Give the records again exactly. Pictures do not belong in the copy.

[Data about app and page elements]
____________
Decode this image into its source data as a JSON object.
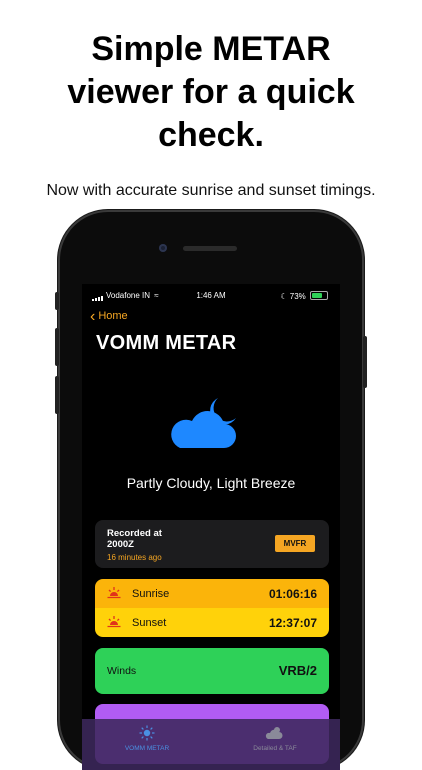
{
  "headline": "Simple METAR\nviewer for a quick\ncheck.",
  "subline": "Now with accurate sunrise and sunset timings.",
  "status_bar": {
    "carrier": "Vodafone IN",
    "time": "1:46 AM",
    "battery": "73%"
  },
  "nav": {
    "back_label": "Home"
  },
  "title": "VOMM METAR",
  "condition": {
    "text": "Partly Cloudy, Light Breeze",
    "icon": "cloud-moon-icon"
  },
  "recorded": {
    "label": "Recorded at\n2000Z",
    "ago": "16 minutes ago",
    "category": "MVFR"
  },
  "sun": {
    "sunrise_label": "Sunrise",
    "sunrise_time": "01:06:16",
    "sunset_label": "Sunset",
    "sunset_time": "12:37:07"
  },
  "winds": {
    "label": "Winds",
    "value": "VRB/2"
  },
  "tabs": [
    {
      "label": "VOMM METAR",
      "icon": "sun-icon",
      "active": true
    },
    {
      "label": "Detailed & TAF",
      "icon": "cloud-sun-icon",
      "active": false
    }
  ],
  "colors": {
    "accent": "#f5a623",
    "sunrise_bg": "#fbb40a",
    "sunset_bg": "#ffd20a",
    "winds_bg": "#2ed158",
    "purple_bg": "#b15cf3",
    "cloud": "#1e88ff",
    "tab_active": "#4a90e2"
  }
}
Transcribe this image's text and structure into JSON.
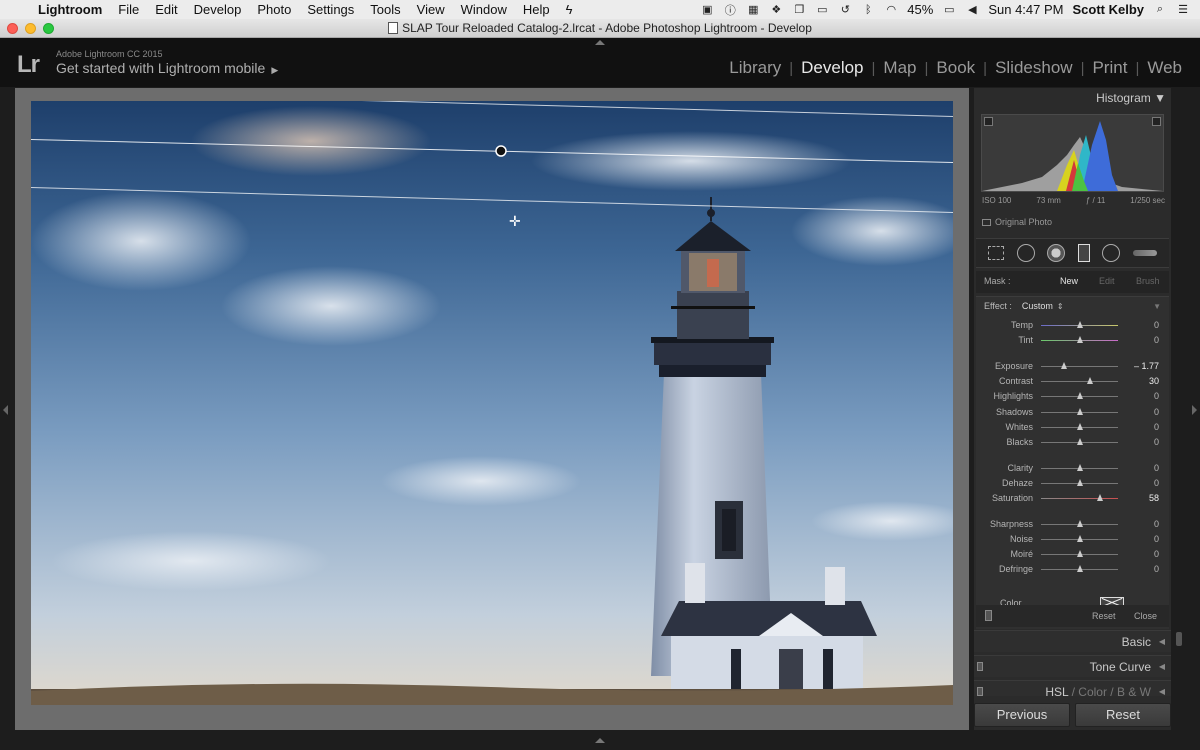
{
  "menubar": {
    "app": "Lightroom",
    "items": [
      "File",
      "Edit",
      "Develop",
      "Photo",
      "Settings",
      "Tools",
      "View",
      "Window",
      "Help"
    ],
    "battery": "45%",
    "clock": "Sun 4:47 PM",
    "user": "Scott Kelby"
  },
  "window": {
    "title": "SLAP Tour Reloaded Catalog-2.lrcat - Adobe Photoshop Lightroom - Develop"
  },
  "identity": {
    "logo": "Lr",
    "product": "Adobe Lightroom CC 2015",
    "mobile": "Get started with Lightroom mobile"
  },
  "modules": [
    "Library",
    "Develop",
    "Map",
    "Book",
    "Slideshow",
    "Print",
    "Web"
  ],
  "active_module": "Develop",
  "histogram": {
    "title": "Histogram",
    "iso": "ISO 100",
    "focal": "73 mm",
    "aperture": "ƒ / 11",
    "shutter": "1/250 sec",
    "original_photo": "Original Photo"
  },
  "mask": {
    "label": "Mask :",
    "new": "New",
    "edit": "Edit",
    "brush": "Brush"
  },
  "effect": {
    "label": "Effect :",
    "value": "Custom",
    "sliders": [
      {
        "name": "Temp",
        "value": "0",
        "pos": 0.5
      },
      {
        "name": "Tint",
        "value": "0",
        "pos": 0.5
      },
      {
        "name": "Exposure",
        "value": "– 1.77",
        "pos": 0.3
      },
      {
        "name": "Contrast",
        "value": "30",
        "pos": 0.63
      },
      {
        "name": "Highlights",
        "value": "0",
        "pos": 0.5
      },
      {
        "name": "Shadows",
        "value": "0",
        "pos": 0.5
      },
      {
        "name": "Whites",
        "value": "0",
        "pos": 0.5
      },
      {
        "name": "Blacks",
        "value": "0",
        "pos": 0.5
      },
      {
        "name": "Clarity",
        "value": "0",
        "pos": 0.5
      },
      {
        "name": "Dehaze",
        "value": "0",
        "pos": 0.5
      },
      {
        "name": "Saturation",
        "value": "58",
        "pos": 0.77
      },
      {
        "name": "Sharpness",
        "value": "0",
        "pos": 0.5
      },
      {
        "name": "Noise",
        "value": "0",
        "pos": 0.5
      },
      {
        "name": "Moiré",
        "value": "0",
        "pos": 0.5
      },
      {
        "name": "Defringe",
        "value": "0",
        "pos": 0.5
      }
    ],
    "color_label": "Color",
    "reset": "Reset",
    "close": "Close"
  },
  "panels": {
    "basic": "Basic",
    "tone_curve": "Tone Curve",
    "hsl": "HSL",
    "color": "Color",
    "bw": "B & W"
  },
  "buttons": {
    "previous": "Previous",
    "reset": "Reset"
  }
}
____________
= Your solution =
Decode this image into its source data as a JSON object.
{
  "headline": "Simple METAR\nviewer for a quick\ncheck.",
  "subline": "Now with accurate sunrise and sunset timings.",
  "status_bar": {
    "carrier": "Vodafone IN",
    "time": "1:46 AM",
    "battery": "73%"
  },
  "nav": {
    "back_label": "Home"
  },
  "title": "VOMM METAR",
  "condition": {
    "text": "Partly Cloudy, Light Breeze",
    "icon": "cloud-moon-icon"
  },
  "recorded": {
    "label": "Recorded at\n2000Z",
    "ago": "16 minutes ago",
    "category": "MVFR"
  },
  "sun": {
    "sunrise_label": "Sunrise",
    "sunrise_time": "01:06:16",
    "sunset_label": "Sunset",
    "sunset_time": "12:37:07"
  },
  "winds": {
    "label": "Winds",
    "value": "VRB/2"
  },
  "tabs": [
    {
      "label": "VOMM METAR",
      "icon": "sun-icon",
      "active": true
    },
    {
      "label": "Detailed & TAF",
      "icon": "cloud-sun-icon",
      "active": false
    }
  ],
  "colors": {
    "accent": "#f5a623",
    "sunrise_bg": "#fbb40a",
    "sunset_bg": "#ffd20a",
    "winds_bg": "#2ed158",
    "purple_bg": "#b15cf3",
    "cloud": "#1e88ff",
    "tab_active": "#4a90e2"
  }
}
Transcribe this image's text and structure into JSON.
{
  "menubar": {
    "app": "Lightroom",
    "items": [
      "File",
      "Edit",
      "Develop",
      "Photo",
      "Settings",
      "Tools",
      "View",
      "Window",
      "Help"
    ],
    "battery": "45%",
    "clock": "Sun 4:47 PM",
    "user": "Scott Kelby"
  },
  "window": {
    "title": "SLAP Tour Reloaded Catalog-2.lrcat - Adobe Photoshop Lightroom - Develop"
  },
  "identity": {
    "logo": "Lr",
    "product": "Adobe Lightroom CC 2015",
    "mobile": "Get started with Lightroom mobile"
  },
  "modules": [
    "Library",
    "Develop",
    "Map",
    "Book",
    "Slideshow",
    "Print",
    "Web"
  ],
  "active_module": "Develop",
  "histogram": {
    "title": "Histogram",
    "iso": "ISO 100",
    "focal": "73 mm",
    "aperture": "ƒ / 11",
    "shutter": "1/250 sec",
    "original_photo": "Original Photo"
  },
  "mask": {
    "label": "Mask :",
    "new": "New",
    "edit": "Edit",
    "brush": "Brush"
  },
  "effect": {
    "label": "Effect :",
    "value": "Custom",
    "sliders": [
      {
        "name": "Temp",
        "value": "0",
        "pos": 0.5
      },
      {
        "name": "Tint",
        "value": "0",
        "pos": 0.5
      },
      {
        "name": "Exposure",
        "value": "– 1.77",
        "pos": 0.3
      },
      {
        "name": "Contrast",
        "value": "30",
        "pos": 0.63
      },
      {
        "name": "Highlights",
        "value": "0",
        "pos": 0.5
      },
      {
        "name": "Shadows",
        "value": "0",
        "pos": 0.5
      },
      {
        "name": "Whites",
        "value": "0",
        "pos": 0.5
      },
      {
        "name": "Blacks",
        "value": "0",
        "pos": 0.5
      },
      {
        "name": "Clarity",
        "value": "0",
        "pos": 0.5
      },
      {
        "name": "Dehaze",
        "value": "0",
        "pos": 0.5
      },
      {
        "name": "Saturation",
        "value": "58",
        "pos": 0.77
      },
      {
        "name": "Sharpness",
        "value": "0",
        "pos": 0.5
      },
      {
        "name": "Noise",
        "value": "0",
        "pos": 0.5
      },
      {
        "name": "Moiré",
        "value": "0",
        "pos": 0.5
      },
      {
        "name": "Defringe",
        "value": "0",
        "pos": 0.5
      }
    ],
    "color_label": "Color",
    "reset": "Reset",
    "close": "Close"
  },
  "panels": {
    "basic": "Basic",
    "tone_curve": "Tone Curve",
    "hsl": "HSL",
    "color": "Color",
    "bw": "B & W"
  },
  "buttons": {
    "previous": "Previous",
    "reset": "Reset"
  }
}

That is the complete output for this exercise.